--- DATA SHOWN ---

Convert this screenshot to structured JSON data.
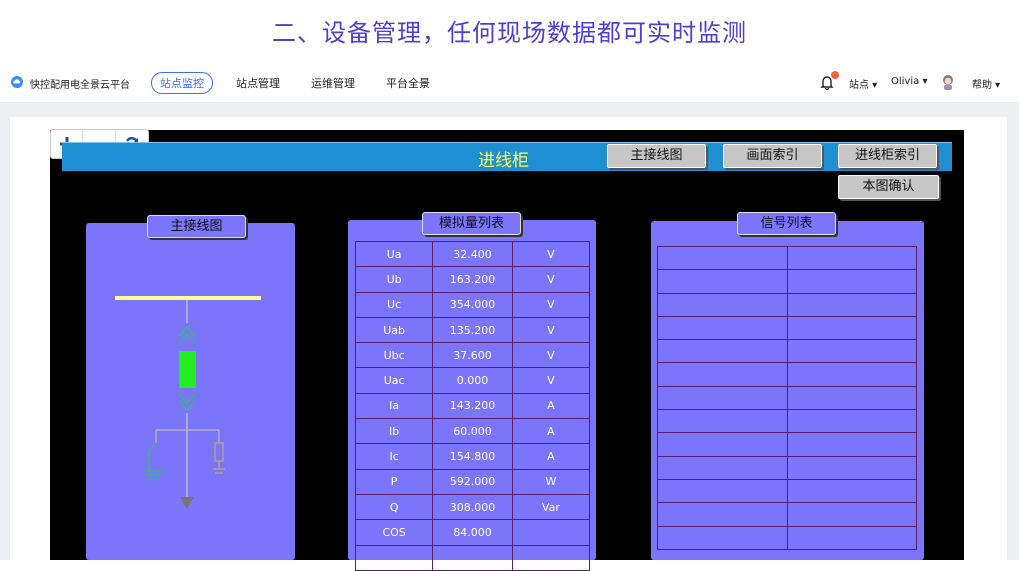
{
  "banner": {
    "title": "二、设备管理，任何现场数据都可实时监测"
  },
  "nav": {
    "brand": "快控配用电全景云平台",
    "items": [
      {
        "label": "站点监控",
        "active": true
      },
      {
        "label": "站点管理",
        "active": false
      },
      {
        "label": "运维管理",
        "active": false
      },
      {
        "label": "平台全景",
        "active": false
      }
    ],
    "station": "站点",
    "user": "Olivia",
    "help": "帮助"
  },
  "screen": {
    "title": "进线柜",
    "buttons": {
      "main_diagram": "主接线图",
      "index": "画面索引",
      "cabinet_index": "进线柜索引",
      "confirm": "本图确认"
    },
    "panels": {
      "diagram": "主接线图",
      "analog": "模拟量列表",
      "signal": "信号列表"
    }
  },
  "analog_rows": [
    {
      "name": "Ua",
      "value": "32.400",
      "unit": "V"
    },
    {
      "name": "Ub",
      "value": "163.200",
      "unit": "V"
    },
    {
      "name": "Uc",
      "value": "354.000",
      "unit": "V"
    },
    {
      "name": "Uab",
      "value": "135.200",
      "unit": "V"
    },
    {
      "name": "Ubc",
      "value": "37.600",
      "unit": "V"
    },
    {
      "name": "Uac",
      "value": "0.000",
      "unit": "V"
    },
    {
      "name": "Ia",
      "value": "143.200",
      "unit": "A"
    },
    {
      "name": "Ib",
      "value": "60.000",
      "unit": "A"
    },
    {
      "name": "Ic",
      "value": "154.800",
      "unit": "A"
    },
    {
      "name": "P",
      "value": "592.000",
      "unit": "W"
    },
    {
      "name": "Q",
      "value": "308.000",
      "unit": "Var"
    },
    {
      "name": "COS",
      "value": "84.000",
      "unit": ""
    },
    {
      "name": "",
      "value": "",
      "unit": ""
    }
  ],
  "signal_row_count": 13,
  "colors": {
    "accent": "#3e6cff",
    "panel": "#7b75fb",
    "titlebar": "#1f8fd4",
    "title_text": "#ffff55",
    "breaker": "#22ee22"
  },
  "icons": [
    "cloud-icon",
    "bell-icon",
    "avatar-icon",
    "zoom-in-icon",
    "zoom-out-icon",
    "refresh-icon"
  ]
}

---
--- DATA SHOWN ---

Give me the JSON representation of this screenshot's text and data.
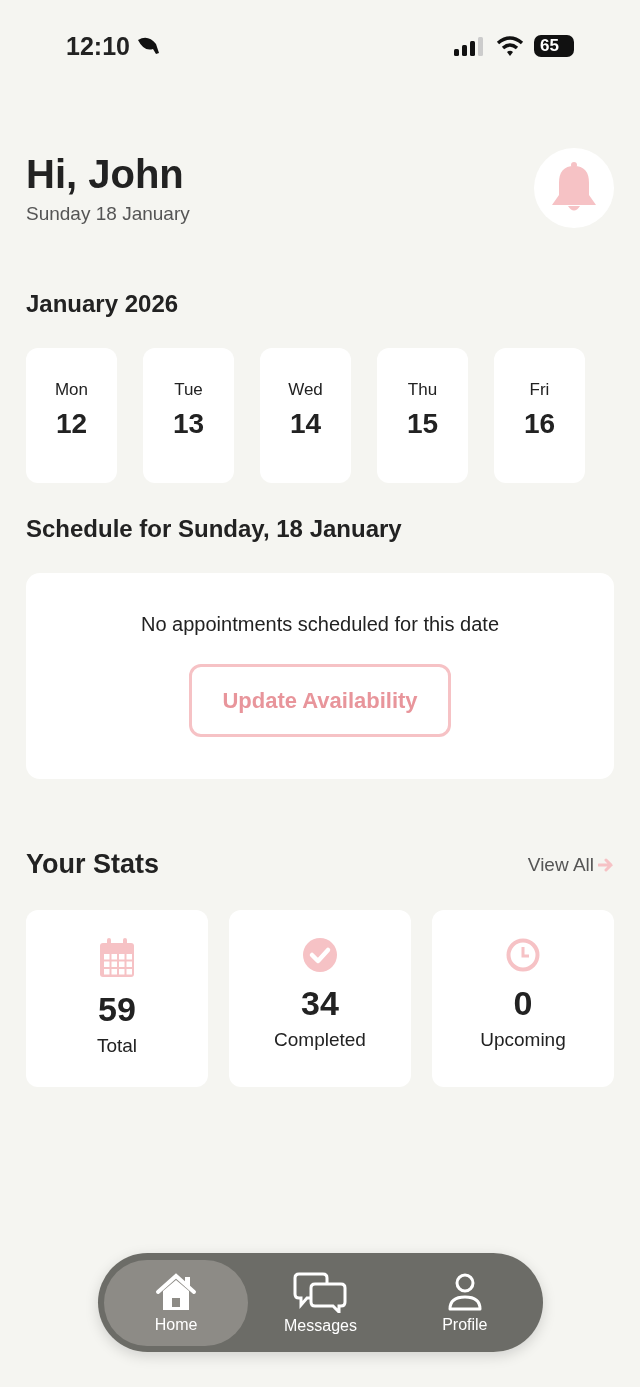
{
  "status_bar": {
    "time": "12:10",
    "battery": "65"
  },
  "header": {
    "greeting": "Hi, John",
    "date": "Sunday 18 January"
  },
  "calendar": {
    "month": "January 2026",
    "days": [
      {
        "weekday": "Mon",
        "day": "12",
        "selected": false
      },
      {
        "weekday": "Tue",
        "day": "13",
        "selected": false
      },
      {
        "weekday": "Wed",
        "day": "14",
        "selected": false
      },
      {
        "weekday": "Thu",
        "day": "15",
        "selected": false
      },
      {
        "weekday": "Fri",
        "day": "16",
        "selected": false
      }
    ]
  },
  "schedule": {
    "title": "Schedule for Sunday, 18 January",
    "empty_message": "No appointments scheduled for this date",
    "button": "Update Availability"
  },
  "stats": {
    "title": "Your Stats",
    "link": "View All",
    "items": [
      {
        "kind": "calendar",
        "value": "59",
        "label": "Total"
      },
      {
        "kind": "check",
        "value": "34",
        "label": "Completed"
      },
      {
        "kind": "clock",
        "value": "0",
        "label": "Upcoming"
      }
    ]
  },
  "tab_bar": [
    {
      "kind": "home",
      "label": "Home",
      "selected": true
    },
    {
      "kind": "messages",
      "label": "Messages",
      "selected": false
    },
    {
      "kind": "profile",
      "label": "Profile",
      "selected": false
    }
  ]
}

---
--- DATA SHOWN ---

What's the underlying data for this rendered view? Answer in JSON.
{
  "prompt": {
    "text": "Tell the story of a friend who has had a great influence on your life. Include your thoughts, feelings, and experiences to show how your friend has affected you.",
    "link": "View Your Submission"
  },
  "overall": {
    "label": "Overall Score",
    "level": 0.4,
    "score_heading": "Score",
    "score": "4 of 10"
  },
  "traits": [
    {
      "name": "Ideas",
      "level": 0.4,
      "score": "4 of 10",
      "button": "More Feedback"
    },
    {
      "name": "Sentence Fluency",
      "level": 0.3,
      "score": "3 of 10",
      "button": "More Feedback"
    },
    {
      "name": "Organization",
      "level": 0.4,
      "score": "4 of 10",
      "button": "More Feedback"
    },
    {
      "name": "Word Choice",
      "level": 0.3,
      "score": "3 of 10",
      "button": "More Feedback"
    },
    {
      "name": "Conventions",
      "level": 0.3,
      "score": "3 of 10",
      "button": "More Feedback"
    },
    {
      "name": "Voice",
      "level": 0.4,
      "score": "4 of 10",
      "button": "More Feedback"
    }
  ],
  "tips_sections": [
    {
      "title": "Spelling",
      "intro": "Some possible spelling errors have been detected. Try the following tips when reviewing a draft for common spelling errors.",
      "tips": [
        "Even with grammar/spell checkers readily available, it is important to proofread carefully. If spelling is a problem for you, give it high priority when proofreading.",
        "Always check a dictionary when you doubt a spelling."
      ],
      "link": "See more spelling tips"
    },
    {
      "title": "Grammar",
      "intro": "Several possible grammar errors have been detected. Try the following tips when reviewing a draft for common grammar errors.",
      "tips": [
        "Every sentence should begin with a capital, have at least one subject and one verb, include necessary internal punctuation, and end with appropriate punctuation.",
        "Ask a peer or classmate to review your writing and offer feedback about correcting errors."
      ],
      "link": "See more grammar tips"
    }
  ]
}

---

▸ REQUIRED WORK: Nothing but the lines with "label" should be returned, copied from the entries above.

▸ RESPONSE AREA:
        "label": "站点监控",
        "label": "站点管理",
        "label": "运维管理",
        "label": "平台全景",
        "label": "Total"
        "label": "Completed"
        "label": "Upcoming"
      "label": "Home",
      "label": "Messages",
      "label": "Profile",
    "label": "Overall Score",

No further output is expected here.